Williams said new tips have come in every day this week and his investigators have put in multiple 12-plus hour days following up on each one.
The Texas Rangers are now assisting Kennedale police with the investigation. An SUV they seized earlier in the week is currently being analyzed by the Texas Department of Public Safety crime lab in Garland.
“I think we’ve made some very good progress. We’ve made some very good headway,” said Williams. “But we’re getting to a point now where everything needs to be committed to paper, gathered up and organized to see exactly where we are.”
Through the course of their investigation, police now believe as many as 20 people were at the scene just before the shooting happened to witness whatever was going to take place there.
Investigators are asking those people to come forward with any information, pictures or video. They have the option of reaching out to police anonymously using the website www.sendanonymousemail.net.
Williams said they’re also interested in talking to any witnesses who may have inadvertently been asked to leave the scene when officers first tried to contain it.
“That’s what we’re talking about, is trying to get that one little piece that connects all the other pieces together,” said Williams.
A visitation and wake for Wilson were held Friday in Fort Worth. His funeral will take place Saturday at Lake Arlington Baptist Church at 12:30 p.m.

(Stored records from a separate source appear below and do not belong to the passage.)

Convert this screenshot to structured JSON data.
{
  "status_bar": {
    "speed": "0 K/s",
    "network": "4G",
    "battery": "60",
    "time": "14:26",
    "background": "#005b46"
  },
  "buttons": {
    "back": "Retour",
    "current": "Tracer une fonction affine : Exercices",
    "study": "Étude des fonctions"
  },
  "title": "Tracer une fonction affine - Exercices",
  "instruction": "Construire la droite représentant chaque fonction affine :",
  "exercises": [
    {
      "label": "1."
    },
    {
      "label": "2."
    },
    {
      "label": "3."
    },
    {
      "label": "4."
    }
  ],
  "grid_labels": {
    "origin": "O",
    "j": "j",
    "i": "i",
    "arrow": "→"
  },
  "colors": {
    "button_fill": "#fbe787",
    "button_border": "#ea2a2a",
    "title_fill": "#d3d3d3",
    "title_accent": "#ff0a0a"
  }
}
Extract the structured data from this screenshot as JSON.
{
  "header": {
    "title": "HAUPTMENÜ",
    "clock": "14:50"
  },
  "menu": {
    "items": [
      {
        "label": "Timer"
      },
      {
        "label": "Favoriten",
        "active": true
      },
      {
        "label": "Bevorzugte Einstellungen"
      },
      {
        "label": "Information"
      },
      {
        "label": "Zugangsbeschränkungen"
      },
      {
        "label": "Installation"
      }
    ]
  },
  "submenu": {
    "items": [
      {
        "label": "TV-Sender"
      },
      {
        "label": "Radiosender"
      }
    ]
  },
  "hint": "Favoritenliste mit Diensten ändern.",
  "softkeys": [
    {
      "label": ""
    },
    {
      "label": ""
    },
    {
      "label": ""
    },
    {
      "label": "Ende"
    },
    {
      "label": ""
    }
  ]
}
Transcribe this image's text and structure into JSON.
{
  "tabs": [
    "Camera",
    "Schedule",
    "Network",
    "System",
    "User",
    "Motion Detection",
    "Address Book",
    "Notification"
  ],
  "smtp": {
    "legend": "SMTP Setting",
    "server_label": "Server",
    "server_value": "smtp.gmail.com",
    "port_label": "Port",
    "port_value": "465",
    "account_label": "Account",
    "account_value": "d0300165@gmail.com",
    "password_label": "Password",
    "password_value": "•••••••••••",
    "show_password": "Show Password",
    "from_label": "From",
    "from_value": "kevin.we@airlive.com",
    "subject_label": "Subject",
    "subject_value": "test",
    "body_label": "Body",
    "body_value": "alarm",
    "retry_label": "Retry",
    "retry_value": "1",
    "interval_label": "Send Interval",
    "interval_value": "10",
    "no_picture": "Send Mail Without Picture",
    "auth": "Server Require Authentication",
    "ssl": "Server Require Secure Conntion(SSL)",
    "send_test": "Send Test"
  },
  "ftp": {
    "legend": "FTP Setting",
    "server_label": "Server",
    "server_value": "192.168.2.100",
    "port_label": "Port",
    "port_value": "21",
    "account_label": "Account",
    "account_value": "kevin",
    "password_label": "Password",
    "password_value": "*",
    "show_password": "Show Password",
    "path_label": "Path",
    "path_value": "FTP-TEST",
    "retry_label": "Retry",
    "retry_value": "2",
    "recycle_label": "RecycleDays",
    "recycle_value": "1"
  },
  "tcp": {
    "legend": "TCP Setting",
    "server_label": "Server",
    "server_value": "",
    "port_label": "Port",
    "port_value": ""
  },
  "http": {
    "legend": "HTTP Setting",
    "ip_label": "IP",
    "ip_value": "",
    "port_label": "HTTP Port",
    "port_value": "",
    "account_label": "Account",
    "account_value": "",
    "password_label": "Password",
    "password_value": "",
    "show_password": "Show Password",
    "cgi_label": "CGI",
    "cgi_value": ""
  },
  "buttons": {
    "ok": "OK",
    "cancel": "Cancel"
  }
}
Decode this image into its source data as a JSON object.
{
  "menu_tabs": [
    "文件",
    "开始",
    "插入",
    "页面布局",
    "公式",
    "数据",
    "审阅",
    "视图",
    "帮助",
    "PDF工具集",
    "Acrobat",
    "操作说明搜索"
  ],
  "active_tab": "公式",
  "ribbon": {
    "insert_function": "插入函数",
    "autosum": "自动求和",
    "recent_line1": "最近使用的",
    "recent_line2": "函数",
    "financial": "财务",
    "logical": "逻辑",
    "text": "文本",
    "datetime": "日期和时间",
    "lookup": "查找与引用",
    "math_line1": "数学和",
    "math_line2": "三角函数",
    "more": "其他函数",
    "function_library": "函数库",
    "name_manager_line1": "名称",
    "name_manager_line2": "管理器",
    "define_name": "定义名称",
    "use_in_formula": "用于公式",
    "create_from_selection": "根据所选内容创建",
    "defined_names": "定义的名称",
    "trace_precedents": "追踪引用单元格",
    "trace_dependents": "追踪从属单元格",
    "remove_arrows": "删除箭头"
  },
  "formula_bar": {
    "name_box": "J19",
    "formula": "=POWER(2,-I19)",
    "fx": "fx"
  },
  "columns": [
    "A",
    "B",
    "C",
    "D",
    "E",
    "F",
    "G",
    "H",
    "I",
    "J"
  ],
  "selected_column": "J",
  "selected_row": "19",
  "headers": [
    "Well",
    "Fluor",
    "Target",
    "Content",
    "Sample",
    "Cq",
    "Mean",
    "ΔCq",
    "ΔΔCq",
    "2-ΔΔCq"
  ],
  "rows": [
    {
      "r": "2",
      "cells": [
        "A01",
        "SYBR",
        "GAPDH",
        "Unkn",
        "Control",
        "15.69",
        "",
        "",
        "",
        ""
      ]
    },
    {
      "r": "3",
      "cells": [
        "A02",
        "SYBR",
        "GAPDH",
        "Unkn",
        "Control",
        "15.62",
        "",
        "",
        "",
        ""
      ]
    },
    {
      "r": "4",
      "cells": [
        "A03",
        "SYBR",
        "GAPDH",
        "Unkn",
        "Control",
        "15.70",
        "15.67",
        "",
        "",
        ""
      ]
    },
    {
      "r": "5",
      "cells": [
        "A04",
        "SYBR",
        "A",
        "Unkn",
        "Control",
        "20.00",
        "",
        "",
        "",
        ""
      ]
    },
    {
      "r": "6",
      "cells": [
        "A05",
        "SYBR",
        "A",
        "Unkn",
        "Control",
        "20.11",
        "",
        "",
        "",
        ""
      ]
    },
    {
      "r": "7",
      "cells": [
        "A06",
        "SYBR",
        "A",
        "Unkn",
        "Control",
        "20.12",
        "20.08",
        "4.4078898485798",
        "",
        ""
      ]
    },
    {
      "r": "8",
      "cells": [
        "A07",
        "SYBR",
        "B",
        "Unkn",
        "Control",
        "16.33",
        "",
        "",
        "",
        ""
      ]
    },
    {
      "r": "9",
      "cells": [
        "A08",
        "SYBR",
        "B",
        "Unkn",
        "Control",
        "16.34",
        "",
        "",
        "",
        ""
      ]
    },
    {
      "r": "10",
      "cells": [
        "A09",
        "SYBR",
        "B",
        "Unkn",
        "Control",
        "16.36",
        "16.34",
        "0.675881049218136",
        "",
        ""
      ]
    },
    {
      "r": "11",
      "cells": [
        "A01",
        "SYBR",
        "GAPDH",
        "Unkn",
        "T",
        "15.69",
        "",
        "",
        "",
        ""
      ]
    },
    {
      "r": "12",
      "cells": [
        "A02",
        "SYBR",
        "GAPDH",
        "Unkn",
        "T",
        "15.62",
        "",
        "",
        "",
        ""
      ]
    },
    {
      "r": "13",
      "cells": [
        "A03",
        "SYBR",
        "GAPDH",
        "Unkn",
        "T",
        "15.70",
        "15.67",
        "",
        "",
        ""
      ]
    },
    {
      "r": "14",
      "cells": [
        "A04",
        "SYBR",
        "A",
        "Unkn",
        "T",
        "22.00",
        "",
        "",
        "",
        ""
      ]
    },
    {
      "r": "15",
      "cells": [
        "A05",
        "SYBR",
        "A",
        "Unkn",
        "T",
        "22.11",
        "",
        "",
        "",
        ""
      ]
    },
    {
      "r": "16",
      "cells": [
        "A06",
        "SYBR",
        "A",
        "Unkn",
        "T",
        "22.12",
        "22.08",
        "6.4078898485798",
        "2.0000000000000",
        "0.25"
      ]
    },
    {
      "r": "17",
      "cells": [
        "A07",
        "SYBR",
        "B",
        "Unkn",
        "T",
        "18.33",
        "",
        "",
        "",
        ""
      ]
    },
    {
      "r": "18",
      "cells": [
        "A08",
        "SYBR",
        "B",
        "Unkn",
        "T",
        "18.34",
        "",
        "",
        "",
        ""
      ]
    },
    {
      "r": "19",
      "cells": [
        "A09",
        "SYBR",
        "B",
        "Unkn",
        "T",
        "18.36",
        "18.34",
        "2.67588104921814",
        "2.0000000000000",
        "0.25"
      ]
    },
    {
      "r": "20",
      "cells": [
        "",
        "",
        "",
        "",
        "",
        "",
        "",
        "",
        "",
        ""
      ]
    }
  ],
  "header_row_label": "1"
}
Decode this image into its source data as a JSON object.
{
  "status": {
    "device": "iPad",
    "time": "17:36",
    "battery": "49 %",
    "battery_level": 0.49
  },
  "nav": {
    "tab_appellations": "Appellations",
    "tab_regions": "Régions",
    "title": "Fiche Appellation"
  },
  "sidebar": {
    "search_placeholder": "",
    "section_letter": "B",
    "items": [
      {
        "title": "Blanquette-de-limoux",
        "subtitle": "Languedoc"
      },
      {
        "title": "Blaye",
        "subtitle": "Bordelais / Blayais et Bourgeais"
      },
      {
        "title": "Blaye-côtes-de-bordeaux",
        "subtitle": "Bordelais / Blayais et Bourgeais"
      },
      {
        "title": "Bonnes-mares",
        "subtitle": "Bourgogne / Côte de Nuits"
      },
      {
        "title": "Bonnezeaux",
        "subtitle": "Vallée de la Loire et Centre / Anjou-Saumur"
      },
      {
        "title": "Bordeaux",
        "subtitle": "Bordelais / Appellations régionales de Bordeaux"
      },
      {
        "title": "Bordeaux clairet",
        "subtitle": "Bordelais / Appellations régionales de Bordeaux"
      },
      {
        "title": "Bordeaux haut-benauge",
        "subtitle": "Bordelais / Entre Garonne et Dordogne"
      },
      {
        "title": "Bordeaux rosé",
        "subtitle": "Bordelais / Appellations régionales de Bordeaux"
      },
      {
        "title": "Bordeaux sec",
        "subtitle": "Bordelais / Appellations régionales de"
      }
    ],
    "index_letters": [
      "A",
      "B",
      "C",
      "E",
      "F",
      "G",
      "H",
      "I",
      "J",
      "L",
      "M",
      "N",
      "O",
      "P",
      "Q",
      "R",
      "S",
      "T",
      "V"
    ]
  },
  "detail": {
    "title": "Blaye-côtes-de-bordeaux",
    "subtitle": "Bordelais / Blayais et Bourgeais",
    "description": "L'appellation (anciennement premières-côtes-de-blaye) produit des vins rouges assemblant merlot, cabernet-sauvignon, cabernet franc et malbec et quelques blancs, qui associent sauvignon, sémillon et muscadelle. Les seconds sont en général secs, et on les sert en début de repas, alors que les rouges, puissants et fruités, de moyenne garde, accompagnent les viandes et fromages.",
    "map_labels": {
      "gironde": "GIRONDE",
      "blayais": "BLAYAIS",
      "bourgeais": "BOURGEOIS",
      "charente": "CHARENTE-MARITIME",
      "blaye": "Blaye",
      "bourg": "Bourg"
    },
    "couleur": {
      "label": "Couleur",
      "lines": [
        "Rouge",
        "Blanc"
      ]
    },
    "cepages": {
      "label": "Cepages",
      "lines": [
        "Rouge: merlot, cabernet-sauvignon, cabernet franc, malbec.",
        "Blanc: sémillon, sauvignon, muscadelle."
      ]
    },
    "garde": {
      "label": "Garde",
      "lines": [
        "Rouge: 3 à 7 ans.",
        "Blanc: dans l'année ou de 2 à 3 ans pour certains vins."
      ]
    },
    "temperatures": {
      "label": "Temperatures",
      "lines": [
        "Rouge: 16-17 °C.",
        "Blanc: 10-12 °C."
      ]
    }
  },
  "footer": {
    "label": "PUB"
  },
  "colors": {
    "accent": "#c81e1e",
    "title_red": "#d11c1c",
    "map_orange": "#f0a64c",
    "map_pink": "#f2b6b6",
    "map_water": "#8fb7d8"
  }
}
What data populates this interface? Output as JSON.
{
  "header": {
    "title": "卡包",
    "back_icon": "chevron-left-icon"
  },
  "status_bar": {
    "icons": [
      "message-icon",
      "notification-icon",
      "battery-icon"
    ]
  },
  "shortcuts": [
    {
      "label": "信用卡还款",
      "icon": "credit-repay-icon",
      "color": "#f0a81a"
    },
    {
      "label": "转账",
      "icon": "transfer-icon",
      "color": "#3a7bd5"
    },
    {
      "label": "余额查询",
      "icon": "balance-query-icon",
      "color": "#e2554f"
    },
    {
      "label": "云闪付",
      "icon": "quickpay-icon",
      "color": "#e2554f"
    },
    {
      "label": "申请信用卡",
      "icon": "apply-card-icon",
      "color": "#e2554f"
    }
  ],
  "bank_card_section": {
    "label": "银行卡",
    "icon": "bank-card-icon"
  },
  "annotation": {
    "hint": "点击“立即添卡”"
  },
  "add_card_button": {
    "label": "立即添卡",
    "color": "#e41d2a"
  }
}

Wilson’s mother, Judith Love, told NBC 5 in a phone conversation that all she wants right now is “justice for my son.”
“They deserve justice,” said Williams. "They deserve to see someone answer for a crime committed against someone they loved and cared about.”
He said he and his department don’t intend to stop until they make that happen.